We found strong support for active female choice when comparing old breeding females born before the breeding season and their young adult philopatric daughters born at the start of the breeding season. Young females showed a much greater amount of extra-group paternity than old females (87% versus 20%). This was mainly due to paternity obtained by neighbouring males as well as unknown males. These data can best be explained by inbreeding avoidance. It is known from a captive study that female striped mice do not breed with the adult male with which they grew up, independent of whether this is their biological or foster father . This indicates that familiarity is the mechanism by which female striped mice avoid inbreeding which is in accordance with our results: presence or absence of the biological father had no effect on young females' mate choice. Most young females chose a male outside of their natal group for mating, even if their biological father was a neighbouring male. The average tenure of breeding males of more than 2 months is long enough that inbreeding between them and their daughters could occur, as females can start breeding when 4-6 weeks old females . These results can also explain why extra-group paternity was much greater than the paternity share in our study, even though it has been argued that both should measure the same . The two measurements are only analogues when the primary male of the paternity share is also the social male of the group, but not when the primary male is from outside the group, as is the case for young breeding females. This might be important for many other cooperatively breeding species where subdominant females mate with males from outside the group, for example in meerkats (Suricata suricatta; ). In sum, active female choice might be a prerequisite for the high success rate of neighbouring males in obtaining extra-group paternity.

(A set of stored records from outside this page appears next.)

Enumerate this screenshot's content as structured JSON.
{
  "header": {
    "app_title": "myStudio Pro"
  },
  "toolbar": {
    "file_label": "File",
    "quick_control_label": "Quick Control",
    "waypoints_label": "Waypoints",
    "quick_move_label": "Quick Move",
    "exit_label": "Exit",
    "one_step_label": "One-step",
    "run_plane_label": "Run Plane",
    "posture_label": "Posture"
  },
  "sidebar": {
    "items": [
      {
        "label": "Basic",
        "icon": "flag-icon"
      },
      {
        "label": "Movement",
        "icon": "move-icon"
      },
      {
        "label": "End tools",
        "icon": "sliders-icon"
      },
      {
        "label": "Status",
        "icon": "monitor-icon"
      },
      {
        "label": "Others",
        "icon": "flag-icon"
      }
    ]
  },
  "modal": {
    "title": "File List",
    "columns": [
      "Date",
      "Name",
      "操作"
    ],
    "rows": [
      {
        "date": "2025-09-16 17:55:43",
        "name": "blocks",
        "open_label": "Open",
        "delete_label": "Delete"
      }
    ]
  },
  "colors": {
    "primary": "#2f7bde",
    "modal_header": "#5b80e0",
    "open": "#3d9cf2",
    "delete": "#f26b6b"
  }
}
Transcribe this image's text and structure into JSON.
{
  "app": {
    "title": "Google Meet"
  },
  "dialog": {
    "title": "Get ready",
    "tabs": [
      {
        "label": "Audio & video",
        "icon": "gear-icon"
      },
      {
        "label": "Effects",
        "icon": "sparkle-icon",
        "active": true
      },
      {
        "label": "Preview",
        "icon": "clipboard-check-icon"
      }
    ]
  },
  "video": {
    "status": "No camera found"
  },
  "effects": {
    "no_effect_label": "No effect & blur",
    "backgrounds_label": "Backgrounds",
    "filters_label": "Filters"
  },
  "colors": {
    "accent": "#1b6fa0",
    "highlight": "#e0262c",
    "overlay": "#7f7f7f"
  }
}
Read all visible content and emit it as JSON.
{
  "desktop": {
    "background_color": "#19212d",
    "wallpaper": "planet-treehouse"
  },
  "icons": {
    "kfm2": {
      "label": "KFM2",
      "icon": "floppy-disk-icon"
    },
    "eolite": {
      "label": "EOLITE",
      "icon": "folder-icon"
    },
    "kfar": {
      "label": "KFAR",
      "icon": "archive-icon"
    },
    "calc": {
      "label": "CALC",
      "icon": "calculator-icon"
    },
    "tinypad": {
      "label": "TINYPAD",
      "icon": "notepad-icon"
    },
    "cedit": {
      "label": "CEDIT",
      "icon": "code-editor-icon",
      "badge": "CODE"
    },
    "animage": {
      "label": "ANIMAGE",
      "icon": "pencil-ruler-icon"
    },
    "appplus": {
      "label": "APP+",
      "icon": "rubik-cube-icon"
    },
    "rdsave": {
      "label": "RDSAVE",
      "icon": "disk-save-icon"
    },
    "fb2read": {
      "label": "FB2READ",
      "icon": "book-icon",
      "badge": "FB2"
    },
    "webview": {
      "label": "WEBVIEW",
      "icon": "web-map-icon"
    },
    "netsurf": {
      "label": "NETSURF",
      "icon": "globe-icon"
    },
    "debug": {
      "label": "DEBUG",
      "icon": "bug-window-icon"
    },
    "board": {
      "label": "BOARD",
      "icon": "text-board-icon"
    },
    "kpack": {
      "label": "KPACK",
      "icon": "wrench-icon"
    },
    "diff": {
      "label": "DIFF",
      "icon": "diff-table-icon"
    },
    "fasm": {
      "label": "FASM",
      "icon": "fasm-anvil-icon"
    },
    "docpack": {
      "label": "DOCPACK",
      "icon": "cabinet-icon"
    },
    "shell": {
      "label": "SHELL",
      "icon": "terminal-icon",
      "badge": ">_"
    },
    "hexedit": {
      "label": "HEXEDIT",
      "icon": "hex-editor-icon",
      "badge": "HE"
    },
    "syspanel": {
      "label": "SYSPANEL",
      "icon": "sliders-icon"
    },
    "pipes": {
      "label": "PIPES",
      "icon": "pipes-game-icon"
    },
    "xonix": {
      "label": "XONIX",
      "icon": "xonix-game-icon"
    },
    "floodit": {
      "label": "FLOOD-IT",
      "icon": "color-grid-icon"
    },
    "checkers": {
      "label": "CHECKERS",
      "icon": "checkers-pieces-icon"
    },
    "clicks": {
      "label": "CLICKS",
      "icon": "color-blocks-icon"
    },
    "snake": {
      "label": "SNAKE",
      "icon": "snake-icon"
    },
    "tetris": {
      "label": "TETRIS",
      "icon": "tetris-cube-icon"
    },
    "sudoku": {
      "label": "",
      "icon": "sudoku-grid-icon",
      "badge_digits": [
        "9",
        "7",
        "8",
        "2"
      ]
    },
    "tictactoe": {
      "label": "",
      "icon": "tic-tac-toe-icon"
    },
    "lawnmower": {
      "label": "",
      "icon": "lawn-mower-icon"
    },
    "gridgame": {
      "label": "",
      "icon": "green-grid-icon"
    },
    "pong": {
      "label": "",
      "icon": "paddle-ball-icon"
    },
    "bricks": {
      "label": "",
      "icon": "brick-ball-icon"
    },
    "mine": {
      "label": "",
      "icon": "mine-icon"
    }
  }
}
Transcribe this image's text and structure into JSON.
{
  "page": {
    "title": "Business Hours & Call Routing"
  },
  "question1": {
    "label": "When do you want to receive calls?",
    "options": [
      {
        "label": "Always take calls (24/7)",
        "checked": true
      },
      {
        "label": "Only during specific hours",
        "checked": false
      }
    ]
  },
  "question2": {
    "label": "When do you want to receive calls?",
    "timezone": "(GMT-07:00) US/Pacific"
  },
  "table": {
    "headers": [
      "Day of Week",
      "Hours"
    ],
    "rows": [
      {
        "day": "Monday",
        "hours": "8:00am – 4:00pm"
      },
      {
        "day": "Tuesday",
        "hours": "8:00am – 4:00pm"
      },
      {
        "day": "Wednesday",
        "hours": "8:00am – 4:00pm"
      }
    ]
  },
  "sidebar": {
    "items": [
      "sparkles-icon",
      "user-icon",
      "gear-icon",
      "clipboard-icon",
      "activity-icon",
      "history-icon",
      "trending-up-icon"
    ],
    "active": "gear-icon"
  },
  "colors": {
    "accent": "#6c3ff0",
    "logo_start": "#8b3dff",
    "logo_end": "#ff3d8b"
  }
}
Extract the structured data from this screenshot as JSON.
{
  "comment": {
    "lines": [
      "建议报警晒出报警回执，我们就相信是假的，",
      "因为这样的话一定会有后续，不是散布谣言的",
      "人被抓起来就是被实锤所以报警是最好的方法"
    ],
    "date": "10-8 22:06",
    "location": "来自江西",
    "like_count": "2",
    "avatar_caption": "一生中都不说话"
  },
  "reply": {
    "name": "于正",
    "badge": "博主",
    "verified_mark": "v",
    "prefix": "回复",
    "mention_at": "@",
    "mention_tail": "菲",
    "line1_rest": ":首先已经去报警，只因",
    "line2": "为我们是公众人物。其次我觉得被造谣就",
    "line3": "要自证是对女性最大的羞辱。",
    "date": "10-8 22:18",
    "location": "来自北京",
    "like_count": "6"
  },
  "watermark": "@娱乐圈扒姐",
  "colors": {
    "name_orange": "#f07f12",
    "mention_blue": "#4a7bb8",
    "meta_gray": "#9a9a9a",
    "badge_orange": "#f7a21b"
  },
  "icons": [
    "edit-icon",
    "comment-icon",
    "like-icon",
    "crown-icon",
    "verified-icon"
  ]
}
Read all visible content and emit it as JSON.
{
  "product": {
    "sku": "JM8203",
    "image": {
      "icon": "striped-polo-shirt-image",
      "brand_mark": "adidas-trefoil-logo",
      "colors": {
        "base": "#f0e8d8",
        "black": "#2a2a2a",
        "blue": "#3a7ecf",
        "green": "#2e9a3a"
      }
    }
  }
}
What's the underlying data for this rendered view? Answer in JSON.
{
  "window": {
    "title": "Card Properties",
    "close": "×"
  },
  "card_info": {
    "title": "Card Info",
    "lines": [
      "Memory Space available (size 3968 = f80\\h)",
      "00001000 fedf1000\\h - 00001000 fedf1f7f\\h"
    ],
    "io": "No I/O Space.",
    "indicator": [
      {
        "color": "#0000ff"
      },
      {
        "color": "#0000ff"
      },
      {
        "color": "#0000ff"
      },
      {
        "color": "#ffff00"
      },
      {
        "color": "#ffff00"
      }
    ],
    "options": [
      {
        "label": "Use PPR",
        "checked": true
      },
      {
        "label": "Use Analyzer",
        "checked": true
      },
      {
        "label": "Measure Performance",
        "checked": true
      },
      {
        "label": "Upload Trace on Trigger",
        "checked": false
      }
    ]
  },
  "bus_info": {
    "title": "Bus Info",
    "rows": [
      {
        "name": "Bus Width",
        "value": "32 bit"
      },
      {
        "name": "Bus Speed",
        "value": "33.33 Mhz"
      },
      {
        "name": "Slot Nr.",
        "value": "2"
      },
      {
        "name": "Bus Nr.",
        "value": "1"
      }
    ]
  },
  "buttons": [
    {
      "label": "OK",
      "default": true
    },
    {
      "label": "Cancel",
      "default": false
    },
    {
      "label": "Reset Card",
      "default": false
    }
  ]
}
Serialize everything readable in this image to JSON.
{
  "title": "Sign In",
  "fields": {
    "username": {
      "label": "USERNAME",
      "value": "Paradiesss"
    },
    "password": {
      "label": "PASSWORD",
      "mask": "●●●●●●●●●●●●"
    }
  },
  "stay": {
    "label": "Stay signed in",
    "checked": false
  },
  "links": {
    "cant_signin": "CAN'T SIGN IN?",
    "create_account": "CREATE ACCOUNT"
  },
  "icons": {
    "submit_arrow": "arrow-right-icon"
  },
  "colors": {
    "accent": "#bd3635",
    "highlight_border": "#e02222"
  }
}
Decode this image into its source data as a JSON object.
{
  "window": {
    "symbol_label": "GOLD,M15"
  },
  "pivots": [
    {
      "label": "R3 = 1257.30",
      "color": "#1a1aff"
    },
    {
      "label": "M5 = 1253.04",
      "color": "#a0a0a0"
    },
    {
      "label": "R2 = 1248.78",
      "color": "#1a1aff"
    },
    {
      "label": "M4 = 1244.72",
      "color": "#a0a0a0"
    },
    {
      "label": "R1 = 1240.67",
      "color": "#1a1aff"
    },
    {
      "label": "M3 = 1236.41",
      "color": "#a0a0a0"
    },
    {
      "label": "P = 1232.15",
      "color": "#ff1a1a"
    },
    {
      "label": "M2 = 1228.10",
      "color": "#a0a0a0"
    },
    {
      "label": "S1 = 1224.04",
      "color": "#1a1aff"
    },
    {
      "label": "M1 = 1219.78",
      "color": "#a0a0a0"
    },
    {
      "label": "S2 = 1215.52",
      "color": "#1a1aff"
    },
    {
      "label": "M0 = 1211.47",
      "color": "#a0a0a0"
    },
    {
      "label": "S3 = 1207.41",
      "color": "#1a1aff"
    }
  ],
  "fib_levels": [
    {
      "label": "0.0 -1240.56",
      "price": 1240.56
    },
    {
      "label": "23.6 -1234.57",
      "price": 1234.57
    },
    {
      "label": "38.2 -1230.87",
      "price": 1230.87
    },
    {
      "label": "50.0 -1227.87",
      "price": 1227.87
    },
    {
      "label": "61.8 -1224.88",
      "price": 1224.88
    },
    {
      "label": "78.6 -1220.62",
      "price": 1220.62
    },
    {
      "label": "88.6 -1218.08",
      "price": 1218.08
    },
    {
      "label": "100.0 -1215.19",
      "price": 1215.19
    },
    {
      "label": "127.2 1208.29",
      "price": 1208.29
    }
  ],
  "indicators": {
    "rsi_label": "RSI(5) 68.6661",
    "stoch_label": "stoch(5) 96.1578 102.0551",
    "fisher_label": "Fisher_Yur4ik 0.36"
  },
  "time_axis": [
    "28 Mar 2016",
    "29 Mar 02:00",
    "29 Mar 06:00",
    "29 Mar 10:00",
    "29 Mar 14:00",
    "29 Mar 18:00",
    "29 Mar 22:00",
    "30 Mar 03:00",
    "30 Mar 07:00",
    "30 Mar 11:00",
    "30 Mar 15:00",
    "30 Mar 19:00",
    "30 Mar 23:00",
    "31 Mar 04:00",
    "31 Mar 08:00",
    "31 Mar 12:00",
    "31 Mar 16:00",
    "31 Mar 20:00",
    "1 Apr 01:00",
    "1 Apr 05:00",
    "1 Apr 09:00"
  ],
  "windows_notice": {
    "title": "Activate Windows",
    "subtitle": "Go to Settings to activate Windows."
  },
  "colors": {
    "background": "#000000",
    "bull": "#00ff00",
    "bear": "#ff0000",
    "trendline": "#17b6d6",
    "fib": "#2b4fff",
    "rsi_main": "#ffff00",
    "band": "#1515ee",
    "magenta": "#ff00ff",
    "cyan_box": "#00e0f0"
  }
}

Breeding males might not be able to defend paternity of young breeding females which, in contrast to old breeding females, seem to seek copulations with other males, maybe to avoid inbreeding. In fact, it could increase the breeding male's fitness if his daughters breed with other males. However, the pattern that neighbours pose a greater risk than strangers was not created by the mate choice behaviour of young females. It is for the old females that the risk of losing paternity to neighbours versus strangers is the highest. Therefore we conclude that neighbours pose the highest risk for breeding males, and that strangers can have significant success with young females.